Class C:

Number of possible values in the host


portion- 256

Used in local area network(LAN).


Class D:

An IP address which belong to class D has


the first octet has its 4bit set to ‘1110’.

Range of network number- 224.0.0.0 to


239.255.255.255
Class D:

Used for multicasting


Class E:

It reserved for experimental and for future


testing purpose.

Range of network number- 240.0.0.0 to


255.255.255.254
IPv6
IPv6 will make use of 128 bit IP address.
 An IPv6 address is represented as 8
groups of 4 hexadecimal digits, each
group representing 16 bits (2 octets).
The groups are separated by colons(:).

 E.g.:
 2001:0db8.85a3:0000:0000:8a2e:037
0:7334
Difference of IPv4 & IPv6
S.N IPv4 IPv6

1. Addresses are 32 bits (4 bytes) Addresses are 128 bits (416


long. bytes) long.

2. Both routers & sending host Routers don’t fragment the


fragment the packets. packets but sending host
fragment the packets.

3. Header includes a checksum. Header doesn’t includes a


checksum.
S.N IPv4 IPv6

4. Classes of addressing are A, B, C, D, Classes of addressing are


E. unicast, anycast, multicast.

5. Configure either manually or Doesn’t require manual


through DHCP. configuration.

6. Must support a 576 byte packet Must support 1208 byte


size. packet size.
S.N IPv4 IPv6

7. IPv4 address uses the dot- IPv6 address are represented


decimal notation. in a hexadecimal, colon-
separated notation.

8. Not suitable for mobile IPv6 is better suited to mobile


networks. networks.

9. Address space is small (232). Larger address space (2128).


Types of IP address

 Static IP address

 manually input by network administrator

 manageable for small networks

 requires careful checks to avoid duplication


Types of IP address
 Dynamic IP address

 examples - BOOTP, DHCP

 assigned by server when host boots

 derived automatically from a range of


addresses

 duration of ‘lease’ negotiated, then address


released back to server
How to determine an IP address.

 Microsoft Windows Users


§ Click Start / Run and type: cmd or command to open a
Windows command line.
§ From the prompt, type ipconfig and press enter.
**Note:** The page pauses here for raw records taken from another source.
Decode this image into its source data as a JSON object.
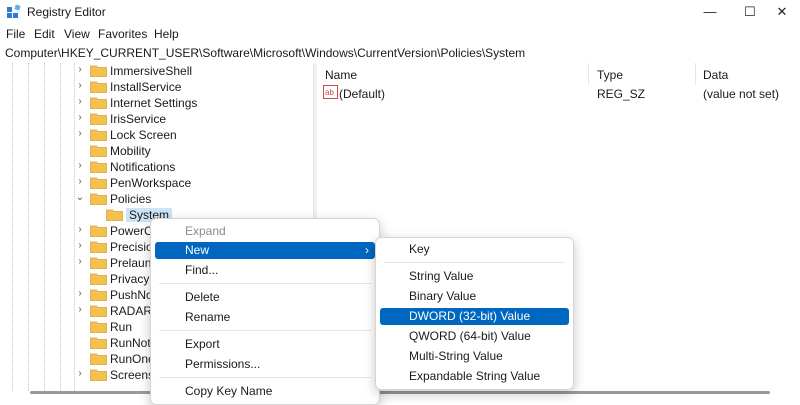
{
  "window": {
    "title": "Registry Editor",
    "controls": {
      "minimize": "—",
      "maximize": "☐",
      "close": "✕"
    }
  },
  "menubar": [
    "File",
    "Edit",
    "View",
    "Favorites",
    "Help"
  ],
  "address": "Computer\\HKEY_CURRENT_USER\\Software\\Microsoft\\Windows\\CurrentVersion\\Policies\\System",
  "tree": {
    "items": [
      {
        "label": "ImmersiveShell",
        "chevron": "›"
      },
      {
        "label": "InstallService",
        "chevron": "›"
      },
      {
        "label": "Internet Settings",
        "chevron": "›"
      },
      {
        "label": "IrisService",
        "chevron": "›"
      },
      {
        "label": "Lock Screen",
        "chevron": "›"
      },
      {
        "label": "Mobility",
        "chevron": ""
      },
      {
        "label": "Notifications",
        "chevron": "›"
      },
      {
        "label": "PenWorkspace",
        "chevron": "›"
      },
      {
        "label": "Policies",
        "chevron": "⌄"
      },
      {
        "label": "System",
        "chevron": "",
        "selected": true
      },
      {
        "label": "PowerCP",
        "chevron": "›"
      },
      {
        "label": "Precision",
        "chevron": "›"
      },
      {
        "label": "Prelaunc",
        "chevron": "›"
      },
      {
        "label": "Privacy",
        "chevron": ""
      },
      {
        "label": "PushNoti",
        "chevron": "›"
      },
      {
        "label": "RADAR",
        "chevron": "›"
      },
      {
        "label": "Run",
        "chevron": ""
      },
      {
        "label": "RunNotif",
        "chevron": ""
      },
      {
        "label": "RunOnce",
        "chevron": ""
      },
      {
        "label": "Screensa",
        "chevron": "›"
      }
    ]
  },
  "list": {
    "columns": [
      "Name",
      "Type",
      "Data"
    ],
    "rows": [
      {
        "name": "(Default)",
        "type": "REG_SZ",
        "data": "(value not set)",
        "icon": "string-value-icon"
      }
    ]
  },
  "context_menu": {
    "items": [
      {
        "label": "Expand",
        "disabled": true
      },
      {
        "label": "New",
        "highlighted": true,
        "submenu_arrow": "›"
      },
      {
        "label": "Find..."
      },
      {
        "label": "Delete"
      },
      {
        "label": "Rename"
      },
      {
        "label": "Export"
      },
      {
        "label": "Permissions..."
      },
      {
        "label": "Copy Key Name"
      }
    ]
  },
  "new_submenu": {
    "items": [
      {
        "label": "Key"
      },
      {
        "label": "String Value"
      },
      {
        "label": "Binary Value"
      },
      {
        "label": "DWORD (32-bit) Value",
        "highlighted": true
      },
      {
        "label": "QWORD (64-bit) Value"
      },
      {
        "label": "Multi-String Value"
      },
      {
        "label": "Expandable String Value"
      }
    ]
  },
  "colors": {
    "accent": "#0067c0",
    "selection": "#cce4f7",
    "folder": "#f2c14e"
  }
}
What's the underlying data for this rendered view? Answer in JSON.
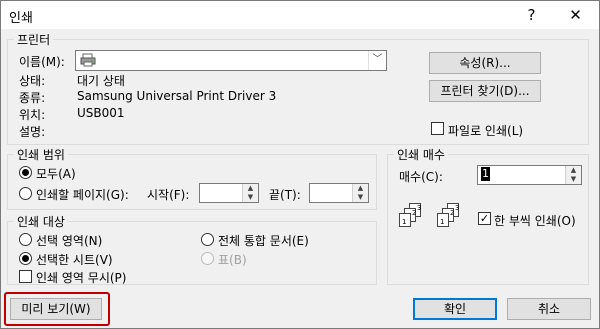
{
  "window": {
    "title": "인쇄",
    "help": "?",
    "close": "✕"
  },
  "printer": {
    "group_label": "프린터",
    "name_label": "이름(M):",
    "name_value": "",
    "status_label": "상태:",
    "status_value": "대기 상태",
    "type_label": "종류:",
    "type_value": "Samsung Universal Print Driver 3",
    "where_label": "위치:",
    "where_value": "USB001",
    "comment_label": "설명:",
    "properties_button": "속성(R)...",
    "find_printer_button": "프린터 찾기(D)...",
    "print_to_file_label": "파일로 인쇄(L)"
  },
  "print_range": {
    "group_label": "인쇄 범위",
    "all_label": "모두(A)",
    "pages_label": "인쇄할 페이지(G):",
    "start_label": "시작(F):",
    "end_label": "끝(T):",
    "start_value": "",
    "end_value": ""
  },
  "print_what": {
    "group_label": "인쇄 대상",
    "selection_label": "선택 영역(N)",
    "active_sheets_label": "선택한 시트(V)",
    "entire_workbook_label": "전체 통합 문서(E)",
    "table_label": "표(B)",
    "ignore_print_areas_label": "인쇄 영역 무시(P)"
  },
  "copies": {
    "group_label": "인쇄 매수",
    "count_label": "매수(C):",
    "count_value": "1",
    "collate_label": "한 부씩 인쇄(O)"
  },
  "footer": {
    "preview_button": "미리 보기(W)",
    "ok_button": "확인",
    "cancel_button": "취소"
  }
}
This should
give you information similar to what is shown below.
 Windows 7 IP Configuration
 Ethernet adapter Local Area Connection:
 Connection-specific DNS Suffix . :
IP Address. . . . . . . . . . . . : 192.168.1.101
Subnet Mask . . . . . . . . . . : 255.255.255.0
Default Gateway . . . . . . . : 192.168.1.1
How do I determine the IP address of
another computer or website?
 We must either the computer name or domain name
 use the ping command
 Example:
c:\>ping google.com
Pinging google.com [209.85.231.104] with 32 bytes of data:
Reply from 209.85.231.104: bytes=32 time=29ms TTL=54 ....
Ping statistics for 204.228.150.3: Packets: Sent = 4, Received = 4,
Lost = 0 (0% loss), Approximate round trip times in milli-seconds:
Minimum = 28ms, Maximum = 29ms, Average = 28ms
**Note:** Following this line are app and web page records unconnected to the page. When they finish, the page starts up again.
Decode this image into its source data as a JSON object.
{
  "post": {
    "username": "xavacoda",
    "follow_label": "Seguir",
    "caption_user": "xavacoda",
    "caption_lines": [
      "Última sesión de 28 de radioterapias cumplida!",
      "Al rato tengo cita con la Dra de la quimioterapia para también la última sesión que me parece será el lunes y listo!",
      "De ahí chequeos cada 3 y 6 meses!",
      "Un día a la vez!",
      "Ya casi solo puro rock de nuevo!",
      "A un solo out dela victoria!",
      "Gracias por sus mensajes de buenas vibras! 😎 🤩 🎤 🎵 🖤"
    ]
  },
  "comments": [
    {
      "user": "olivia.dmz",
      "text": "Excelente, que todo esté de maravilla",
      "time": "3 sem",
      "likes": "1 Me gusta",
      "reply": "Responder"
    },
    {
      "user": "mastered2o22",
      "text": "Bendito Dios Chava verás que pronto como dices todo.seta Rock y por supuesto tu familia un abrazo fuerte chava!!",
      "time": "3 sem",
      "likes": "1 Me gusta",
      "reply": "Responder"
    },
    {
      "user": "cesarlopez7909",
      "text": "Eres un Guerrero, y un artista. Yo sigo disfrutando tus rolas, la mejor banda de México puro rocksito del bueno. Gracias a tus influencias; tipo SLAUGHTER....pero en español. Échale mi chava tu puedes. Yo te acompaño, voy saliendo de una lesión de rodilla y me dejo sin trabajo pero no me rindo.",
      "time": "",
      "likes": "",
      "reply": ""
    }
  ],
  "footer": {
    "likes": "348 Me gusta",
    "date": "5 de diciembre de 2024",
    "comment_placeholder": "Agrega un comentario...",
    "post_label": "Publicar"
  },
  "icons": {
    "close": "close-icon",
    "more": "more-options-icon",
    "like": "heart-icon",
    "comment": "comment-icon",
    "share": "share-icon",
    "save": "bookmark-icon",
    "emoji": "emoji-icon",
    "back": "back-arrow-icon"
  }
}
in the above example the IP address 209.85.231.104 is the IP address of the


google.com domain.
Troubleshoot Basic IP Problems

 Series of commands :
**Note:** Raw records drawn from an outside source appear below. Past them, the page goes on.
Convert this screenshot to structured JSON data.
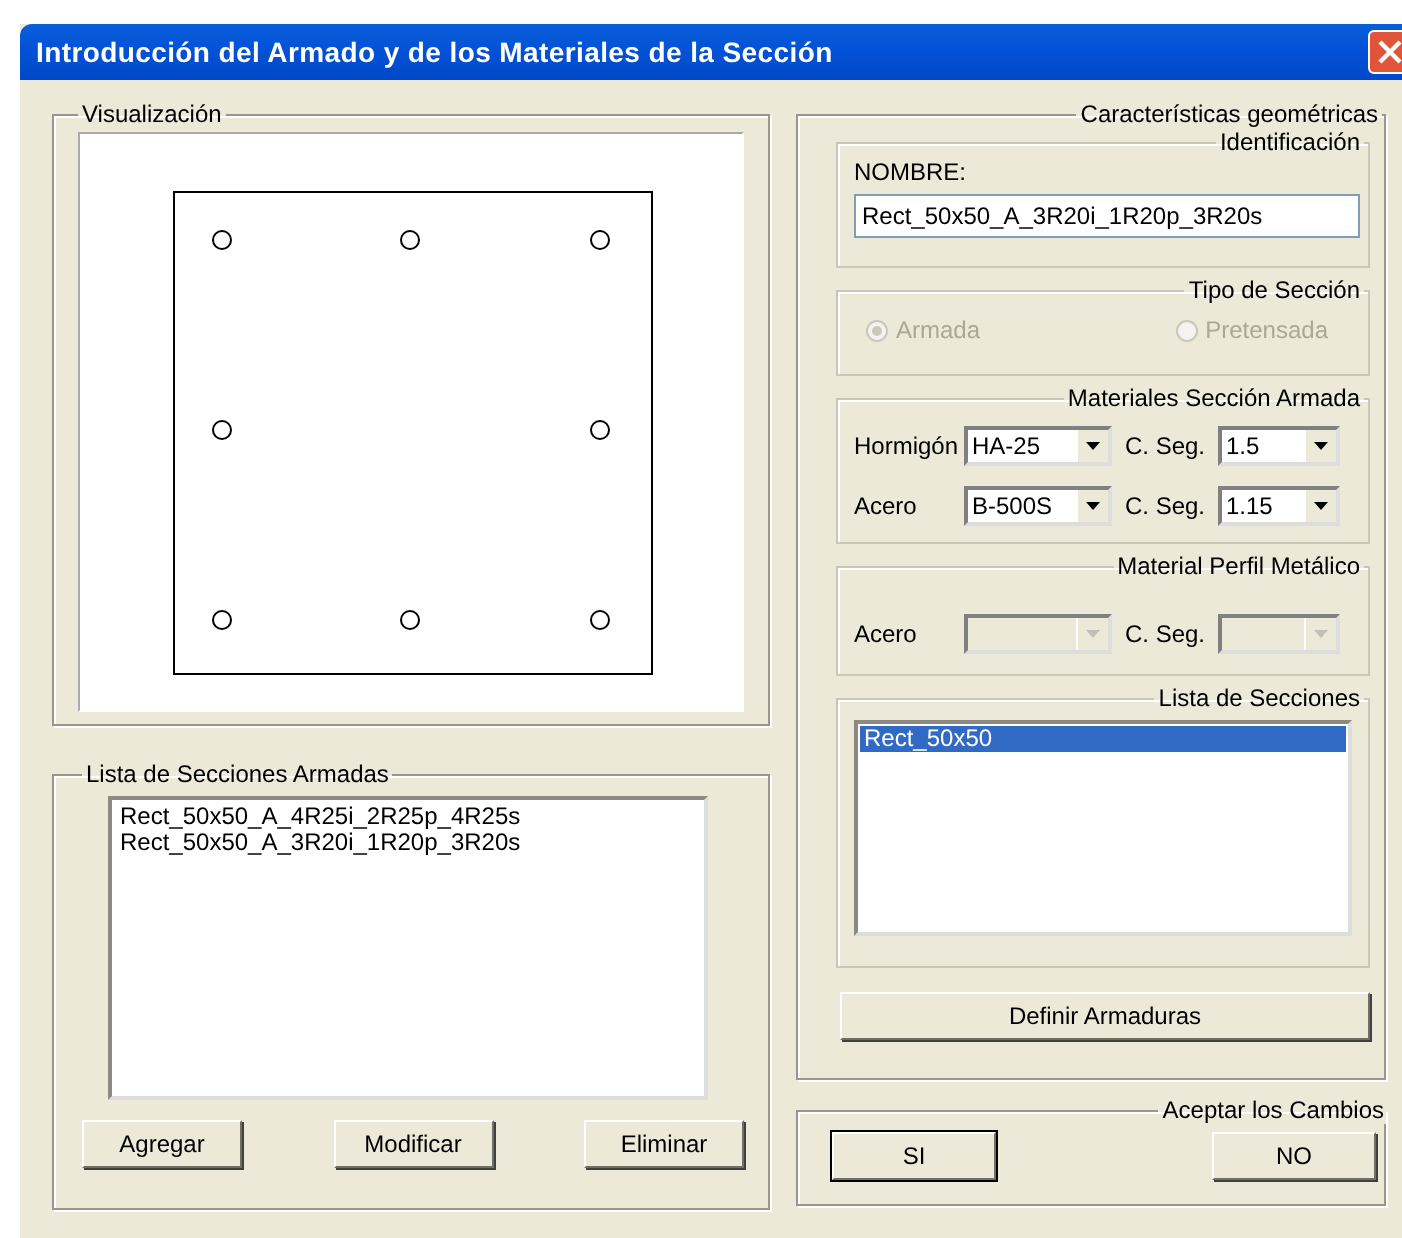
{
  "window": {
    "title": "Introducción del Armado y de los Materiales de la Sección"
  },
  "visualization": {
    "label": "Visualización"
  },
  "armed_sections": {
    "label": "Lista de Secciones Armadas",
    "items": [
      {
        "text": "Rect_50x50_A_4R25i_2R25p_4R25s",
        "selected": false
      },
      {
        "text": "Rect_50x50_A_3R20i_1R20p_3R20s",
        "selected": false
      }
    ],
    "buttons": [
      "Agregar",
      "Modificar",
      "Eliminar"
    ]
  },
  "geometry": {
    "label": "Características geométricas",
    "identification": {
      "label": "Identificación",
      "field_label": "NOMBRE:",
      "value": "Rect_50x50_A_3R20i_1R20p_3R20s"
    },
    "section_type": {
      "label": "Tipo de Sección",
      "disabled": true,
      "options": [
        {
          "label": "Armada",
          "selected": true
        },
        {
          "label": "Pretensada",
          "selected": false
        }
      ]
    },
    "materials": {
      "label": "Materiales Sección Armada",
      "disabled": false,
      "rows": [
        {
          "label": "Hormigón",
          "value": "HA-25",
          "safety_label": "C. Seg.",
          "safety_value": "1.5"
        },
        {
          "label": "Acero",
          "value": "B-500S",
          "safety_label": "C. Seg.",
          "safety_value": "1.15"
        }
      ]
    },
    "steel_profile": {
      "label": "Material Perfil Metálico",
      "disabled": true,
      "rows": [
        {
          "label": "Acero",
          "safety_label": "C. Seg."
        }
      ]
    },
    "sections": {
      "label": "Lista de Secciones",
      "items": [
        {
          "text": "Rect_50x50",
          "selected": true
        }
      ]
    },
    "define_button": "Definir Armaduras"
  },
  "accept": {
    "label": "Aceptar los Cambios",
    "buttons": [
      {
        "label": "SI",
        "default": true
      },
      {
        "label": "NO",
        "default": false
      }
    ]
  }
}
c:\>IPCONFIG /RELEASE
c:\>IPCONFIG /RENEW
c:\>IPCONFIG /ALL

 Communications Failure
QUIZ
1-2. Give the two classes of IP Address
3. There are ___ bit in IPv4.
4. There are ___bit in IPv6.
5. How many octets are there in IPv4?
• True or False
_______ 6. 169.73.2.1 and 169.73.2.1 IP addresses
can meet connection to the network.
_______ 7. 169.73.2.3 IP address can connect to
169.73.2.1 through network.
_______ 8. 169.73.4.1 and 169.73.2.1 IP addresses
can have might have an IP address
conflict.
_______ 9. IPv4 is divided into four sections, each
section is composed of 8 bits.
_______ 10. An IP address is a unique identifier of a
network or different network devices.
ASSIGNMENT
Research about the following IP
Address Classes.

1. Subnet mask: 255.255.255.0


2. 0.0.0.0
3. 127.0.0.1
4. 169.254.0.1 to 169.254.255.254
Thanks For Your Time